This is one of the rooms on display, and I’m determined that I will one day have a room like this in a house I own, with rustic wooden furniture and plenty of fabric and wool to hand. This is the Natural Room by Josephine Ryan, and she’s created a room with naturally coloured yarns, coarse textures and layers. Other rooms in the exhibition featured interiors for modern living rooms, children’s nurseries and entrance halls. If wool was a cheaper fabric, I’m sure I’d try and use a lot more of it at home! It was certainly a very inspirational exhibition and had me itching to reach for a ball of yarn and a pair of needles.
The other thing we saw was the Positive View Foundation’s exhibition, Landmark: The Fields of Photography. It’s on until 28 April and it’s FREE so if you’re in London and you like photography, I really recommend it. It’s a huge exhibition, and knocks the stuff at the Tate Modern into a cocked hat. It features work by photographers from all over the world, with the common theme being that of landscape. It’s not all digital work, either – some of the photographers have used 19th Century techniques involving plate photography, while others have used drones and satellites to capture their images. The exhibition’s curator, William A. Ewing, says that “landscape has been and remains one of the most powerful forms of photography, and is even more so in a world which is changing so fast we can hardly keep up” and you get the feeling that the only way you’ll be able to see a lot of these landscapes is through exhibitions like this, because the landscapes are either totally inaccessible, or on the brink of destruction.

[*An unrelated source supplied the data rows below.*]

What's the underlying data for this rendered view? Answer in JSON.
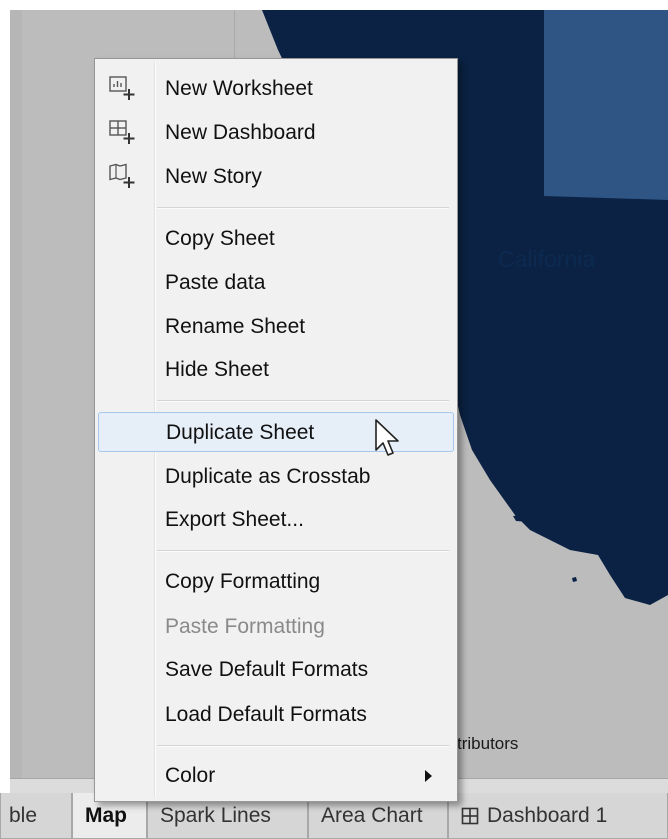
{
  "map": {
    "state_label": "California",
    "attribution": "tributors",
    "colors": {
      "background": "#bcbcbc",
      "land": "#0b2244",
      "highlight": "#2e5583"
    }
  },
  "tabs": [
    {
      "label": "ble",
      "active": false
    },
    {
      "label": "Map",
      "active": true
    },
    {
      "label": "Spark Lines",
      "active": false
    },
    {
      "label": "Area Chart",
      "active": false
    },
    {
      "label": "Dashboard 1",
      "active": false,
      "icon": "dashboard-icon"
    }
  ],
  "menu": {
    "items": [
      {
        "label": "New Worksheet",
        "icon": "new-worksheet-icon"
      },
      {
        "label": "New Dashboard",
        "icon": "new-dashboard-icon"
      },
      {
        "label": "New Story",
        "icon": "new-story-icon"
      },
      {
        "label": "Copy Sheet"
      },
      {
        "label": "Paste data"
      },
      {
        "label": "Rename Sheet"
      },
      {
        "label": "Hide Sheet"
      },
      {
        "label": "Duplicate Sheet",
        "highlighted": true
      },
      {
        "label": "Duplicate as Crosstab"
      },
      {
        "label": "Export Sheet..."
      },
      {
        "label": "Copy Formatting"
      },
      {
        "label": "Paste Formatting",
        "disabled": true
      },
      {
        "label": "Save Default Formats"
      },
      {
        "label": "Load Default Formats"
      },
      {
        "label": "Color",
        "submenu": true
      }
    ]
  }
}
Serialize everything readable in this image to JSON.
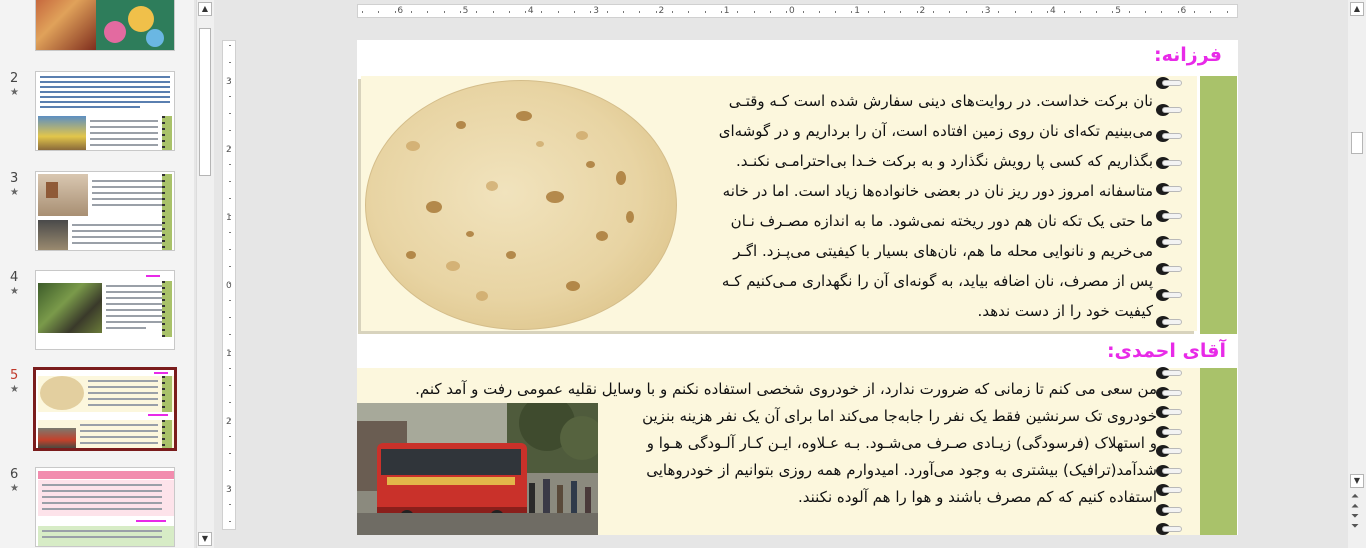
{
  "thumbnails": [
    {
      "num": "",
      "star": ""
    },
    {
      "num": "2",
      "star": "★"
    },
    {
      "num": "3",
      "star": "★"
    },
    {
      "num": "4",
      "star": "★"
    },
    {
      "num": "5",
      "star": "★"
    },
    {
      "num": "6",
      "star": "★"
    }
  ],
  "ruler_h": [
    "6",
    "5",
    "4",
    "3",
    "2",
    "1",
    "0",
    "1",
    "2",
    "3",
    "4",
    "5",
    "6"
  ],
  "ruler_v": [
    "3",
    "2",
    "1",
    "0",
    "1",
    "2",
    "3"
  ],
  "slide": {
    "heading1": "فرزانه:",
    "paragraph1": [
      "نان برکت خداست. در روایت‌های دینی سفارش شده است کـه وقتـی",
      "می‌بینیم تکه‌ای نان روی زمین افتاده است، آن را برداریم و در گوشه‌ای",
      "بگذاریم که کسی پا رویش نگذارد و به برکت خـدا بی‌احترامـی نکنـد.",
      "متاسفانه امروز دور ریز نان در بعضی خانواده‌ها زیاد است. اما در خانه",
      "ما حتی یک تکه نان هم دور ریخته نمی‌شود. ما به اندازه مصـرف نـان",
      "می‌خریم و نانوایی محله ما هم، نان‌های بسیار با کیفیتی می‌پـزد. اگـر",
      "پس از مصرف، نان اضافه بیاید، به گونه‌ای آن را نگهداری مـی‌کنیم کـه",
      "کیفیت خود را از دست ندهد."
    ],
    "heading2": "آقای احمدی:",
    "paragraph2_top": "من سعی می کنم تا زمانی که ضرورت ندارد، از خودروی شخصی استفاده نکنم و با وسایل نقلیه عمومی رفت و آمد کنم.",
    "paragraph2": [
      "خودروی تک سرنشین فقط یک نفر را جابه‌جا می‌کند اما برای آن یک نفر هزینه بنزین",
      "و استهلاک (فرسودگی) زیـادی صـرف می‌شـود. بـه عـلاوه، ایـن کـار آلـودگی هـوا و",
      "شدآمد(ترافیک) بیشتری به وجود می‌آورد. امیدوارم همه روزی بتوانیم از خودروهایی",
      "استفاده کنیم که کم مصرف باشند و هوا را هم آلوده نکنند."
    ]
  },
  "colors": {
    "heading": "#e82ae8",
    "spine": "#a9c26a",
    "panel": "#fcf7dd",
    "active_thumb_border": "#7a1c1c"
  },
  "icons": [
    "scroll-up-icon",
    "scroll-down-icon",
    "star-icon",
    "prev-slide-icon",
    "next-slide-icon"
  ]
}
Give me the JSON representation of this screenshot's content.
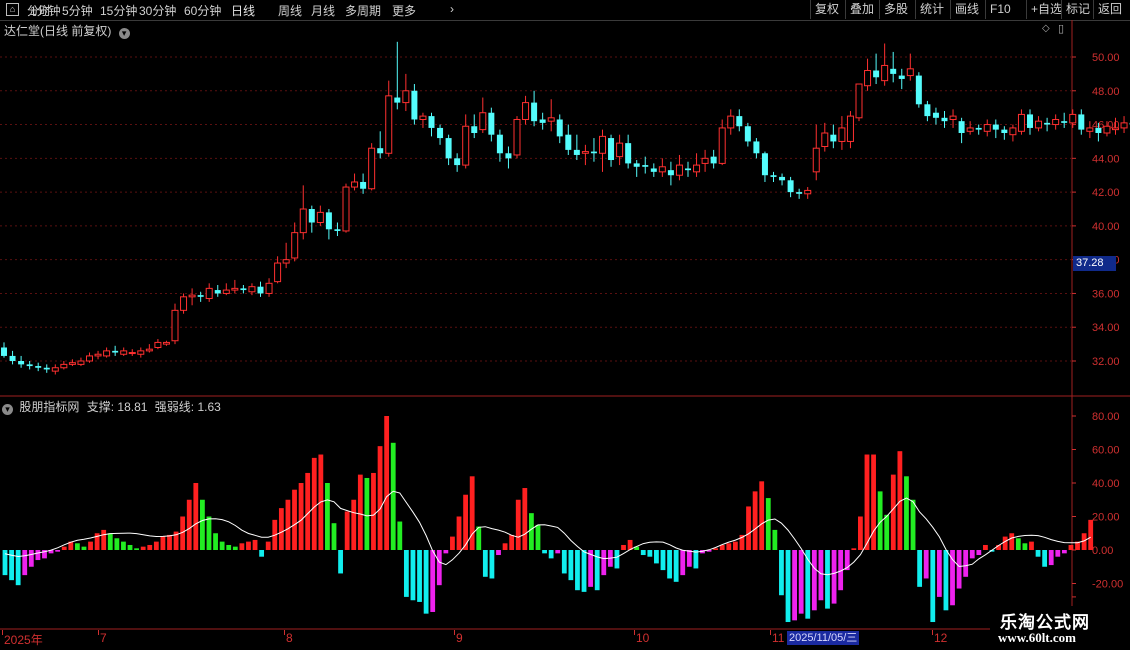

It was a really busy and tiring weekend, but I thoroughly enjoyed the mix of history and culture, and I came back with a lot of ideas marinading in the back of my mind…